▶ [TASK GOAL]:
Search the records for the word "verified" and report each line that has it.
[Opening RECORDS SUPPLIED section]
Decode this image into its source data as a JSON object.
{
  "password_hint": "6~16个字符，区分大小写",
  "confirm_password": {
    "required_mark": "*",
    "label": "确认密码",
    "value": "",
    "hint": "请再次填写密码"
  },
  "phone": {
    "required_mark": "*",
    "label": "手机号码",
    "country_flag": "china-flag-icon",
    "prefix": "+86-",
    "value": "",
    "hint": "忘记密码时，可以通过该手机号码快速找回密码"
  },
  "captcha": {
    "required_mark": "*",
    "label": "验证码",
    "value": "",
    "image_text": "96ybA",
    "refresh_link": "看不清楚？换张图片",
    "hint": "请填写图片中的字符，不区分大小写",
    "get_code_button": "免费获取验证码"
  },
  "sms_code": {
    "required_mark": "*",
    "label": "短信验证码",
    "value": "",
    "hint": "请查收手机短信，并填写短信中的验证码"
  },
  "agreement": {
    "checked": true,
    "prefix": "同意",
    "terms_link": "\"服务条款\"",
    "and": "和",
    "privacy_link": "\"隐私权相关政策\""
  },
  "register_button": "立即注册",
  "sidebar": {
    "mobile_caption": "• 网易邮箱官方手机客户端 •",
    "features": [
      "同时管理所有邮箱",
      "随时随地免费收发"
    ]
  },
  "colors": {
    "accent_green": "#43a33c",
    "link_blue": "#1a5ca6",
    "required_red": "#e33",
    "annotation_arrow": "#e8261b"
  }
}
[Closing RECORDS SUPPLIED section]
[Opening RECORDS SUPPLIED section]
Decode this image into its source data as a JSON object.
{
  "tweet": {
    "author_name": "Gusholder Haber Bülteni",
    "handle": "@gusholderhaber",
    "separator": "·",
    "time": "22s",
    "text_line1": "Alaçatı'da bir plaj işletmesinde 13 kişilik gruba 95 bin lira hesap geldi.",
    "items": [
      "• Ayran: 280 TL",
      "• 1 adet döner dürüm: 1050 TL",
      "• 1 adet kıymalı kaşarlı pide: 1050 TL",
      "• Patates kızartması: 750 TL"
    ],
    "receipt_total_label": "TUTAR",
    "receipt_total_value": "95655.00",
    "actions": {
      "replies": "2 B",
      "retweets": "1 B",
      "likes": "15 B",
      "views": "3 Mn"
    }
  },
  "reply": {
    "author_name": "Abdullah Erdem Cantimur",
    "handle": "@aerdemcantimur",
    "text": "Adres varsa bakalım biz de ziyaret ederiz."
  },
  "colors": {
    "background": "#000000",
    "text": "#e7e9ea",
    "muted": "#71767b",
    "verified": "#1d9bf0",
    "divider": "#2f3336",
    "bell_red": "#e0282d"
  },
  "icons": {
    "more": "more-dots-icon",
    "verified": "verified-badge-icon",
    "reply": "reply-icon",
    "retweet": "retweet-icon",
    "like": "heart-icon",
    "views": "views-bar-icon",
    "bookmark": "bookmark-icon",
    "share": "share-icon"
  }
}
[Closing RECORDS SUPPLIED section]
▶ [RESPONSE BOX]:
    "verified": "#1d9bf0",
    "verified": "verified-badge-icon",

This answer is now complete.